In addition to a lack of beds, the length of inpatient treatment can be another impediment to recovery. Studies show that the length of stay is a predictor of successful outcomes, like longer periods of abstinence and lower rates of relapse. Experts believe 90 days of treatment should be the minimum.

“I’m a big fan of longer treatment stays. You get more programming, get more structure. If nothing else, you’re going to get more time away from the chemical,” said Curnow. “The research didn’t delineate residential versus outpatient. But, based on my experience ... if it were my family member, I would say you have to do a minimum of 90 days residential. I’m trying to give you the best chance of surviving and moving on. I would send everybody I know to 90 days.”

The standard is 14 to 28 days.

“Short-term rehab stays are really, for an opioid addict, like a triage. You’re not getting a lot done,” said Curnow. “We separate you from the chemical a little bit. We dust you off. We give you some information. We point you in the direction of ongoing help.”

Curnow equates a shorter length of stay to denying a person the minimum effective dose of treatment, giving a suboptimal dose, then scrutinizing them when they don’t respond.

Curnow said addicts are often stigmatized, especially by people who have not been affected by the epidemic.
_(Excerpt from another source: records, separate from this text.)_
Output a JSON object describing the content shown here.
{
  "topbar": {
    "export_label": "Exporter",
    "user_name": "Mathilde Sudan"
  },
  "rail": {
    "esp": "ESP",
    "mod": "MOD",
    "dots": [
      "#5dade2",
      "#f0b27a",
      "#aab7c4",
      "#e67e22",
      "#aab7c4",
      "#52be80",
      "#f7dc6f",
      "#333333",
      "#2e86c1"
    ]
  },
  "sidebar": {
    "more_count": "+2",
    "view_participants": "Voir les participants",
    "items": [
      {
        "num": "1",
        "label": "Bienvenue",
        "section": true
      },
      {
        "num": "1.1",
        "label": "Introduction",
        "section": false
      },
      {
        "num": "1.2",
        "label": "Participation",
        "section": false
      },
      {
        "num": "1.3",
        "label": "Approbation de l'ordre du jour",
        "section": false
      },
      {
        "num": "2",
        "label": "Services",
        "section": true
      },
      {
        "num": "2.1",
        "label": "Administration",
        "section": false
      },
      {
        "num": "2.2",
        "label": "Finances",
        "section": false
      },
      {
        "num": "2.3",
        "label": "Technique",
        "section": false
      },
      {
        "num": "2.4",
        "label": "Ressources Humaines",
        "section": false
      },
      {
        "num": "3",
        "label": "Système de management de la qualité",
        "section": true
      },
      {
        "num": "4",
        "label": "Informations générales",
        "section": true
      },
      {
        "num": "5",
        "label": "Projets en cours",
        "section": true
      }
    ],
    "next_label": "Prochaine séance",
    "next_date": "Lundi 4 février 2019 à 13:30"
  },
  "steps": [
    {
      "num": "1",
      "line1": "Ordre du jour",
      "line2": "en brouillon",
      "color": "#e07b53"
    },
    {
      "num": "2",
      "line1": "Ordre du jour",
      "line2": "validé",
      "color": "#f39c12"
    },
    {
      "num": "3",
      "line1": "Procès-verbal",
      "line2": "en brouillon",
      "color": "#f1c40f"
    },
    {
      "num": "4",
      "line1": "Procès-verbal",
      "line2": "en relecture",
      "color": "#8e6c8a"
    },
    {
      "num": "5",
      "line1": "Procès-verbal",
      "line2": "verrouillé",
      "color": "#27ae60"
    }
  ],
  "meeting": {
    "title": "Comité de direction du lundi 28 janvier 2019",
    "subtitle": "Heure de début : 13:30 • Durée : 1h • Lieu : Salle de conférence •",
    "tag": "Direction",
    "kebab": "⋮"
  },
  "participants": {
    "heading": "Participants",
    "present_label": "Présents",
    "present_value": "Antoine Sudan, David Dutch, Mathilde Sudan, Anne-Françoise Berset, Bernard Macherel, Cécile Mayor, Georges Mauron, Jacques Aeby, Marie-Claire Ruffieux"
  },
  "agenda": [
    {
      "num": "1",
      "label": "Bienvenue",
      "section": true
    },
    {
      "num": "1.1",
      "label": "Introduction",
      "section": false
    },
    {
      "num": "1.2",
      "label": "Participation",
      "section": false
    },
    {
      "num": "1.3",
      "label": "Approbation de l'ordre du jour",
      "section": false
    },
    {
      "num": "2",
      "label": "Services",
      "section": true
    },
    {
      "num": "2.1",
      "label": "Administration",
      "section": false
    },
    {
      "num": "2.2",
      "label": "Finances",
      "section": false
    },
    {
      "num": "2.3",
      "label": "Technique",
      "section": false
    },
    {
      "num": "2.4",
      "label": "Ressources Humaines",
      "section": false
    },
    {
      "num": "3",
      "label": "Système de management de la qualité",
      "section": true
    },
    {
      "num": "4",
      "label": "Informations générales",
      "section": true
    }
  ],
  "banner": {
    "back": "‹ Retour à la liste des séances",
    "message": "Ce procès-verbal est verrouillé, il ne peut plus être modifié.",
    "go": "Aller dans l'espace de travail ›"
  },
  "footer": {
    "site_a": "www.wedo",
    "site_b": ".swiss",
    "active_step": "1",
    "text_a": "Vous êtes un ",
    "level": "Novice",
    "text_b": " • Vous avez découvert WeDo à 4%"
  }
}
“The unfortunate thing is, statistically speaking, as this thing progresses, more and more families are going to be impacted,” said Curnow. “As more and more people fall victim, more and more people are going to know a neighbor or cousin or niece or nephew ... or somebody in their immediate family. So everybody’s going to get an education who hasn’t gotten one if this thing continues at the pace that it’s on now.”
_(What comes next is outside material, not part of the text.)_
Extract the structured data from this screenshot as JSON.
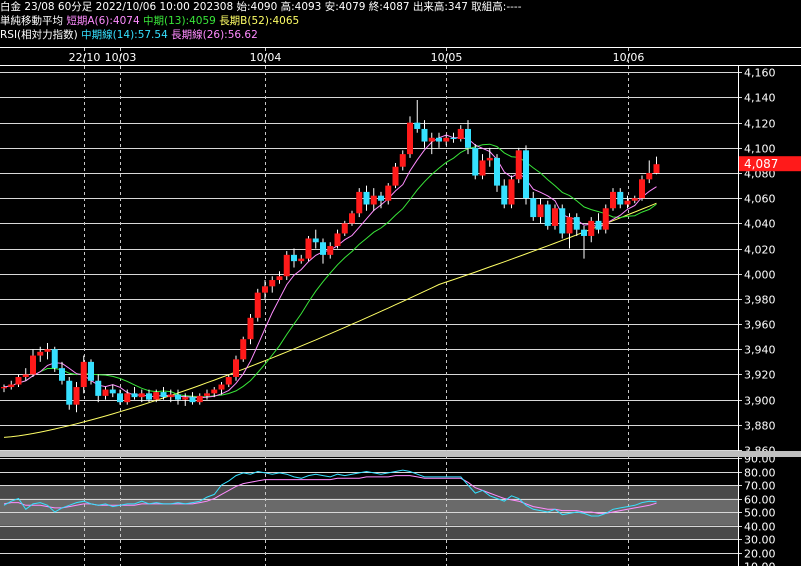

Curnow is intrigued by the comparison that the opioid epidemic is like the AIDS epidemic of the 1980s, in terms of stigma.

“If you recall the early days of that crisis, there was a lot of this type of talk. It’s volitional. ‘If you want to live this type of lifestyle, that’s what you get. You make your bed, you lie in it.’ The difference between people who suffered from AIDS and died from AIDS is they were much more vocal and much better to represent themselves. Our people are kind of voiceless because they are marginalized. They are relegated to, ‘Who’s going to believe a drug addict, anyway? What credibility does a drug addict have? What kind of credibility does a criminal drug addict have?’”

People have a right to have access to treatment, housing and employment, Curnow said.

“People standing in the way of that is really a civil rights issue,” he said. “What I encourage my staff to do is be the voice of those voiceless people who aren’t given any credibility because of the stigma that’s marginalized them.”

Curnow and Andrews said the opioid epidemic requires open minds and creative solutions. The county overdose coalition launched such an initiative this summer in the jail, where eligible inmates are given a drug that blocks opioid receptors in the brain for a month, helping prevent relapse. Five inmates have received the treatment, with 10 more to receive it before being released.

“We’ve come a long way in people being able to take another look at this and say, ‘OK, what we’re doing is not working.’ I think Washington County is on the path of moving in a very progressive direction,” Curnow said. “I think there’s a lot of great things here, but there’s always room for improvement.”

For recovery information, visit Washington Drug & Alcohol Commission at or call 724-223-1181.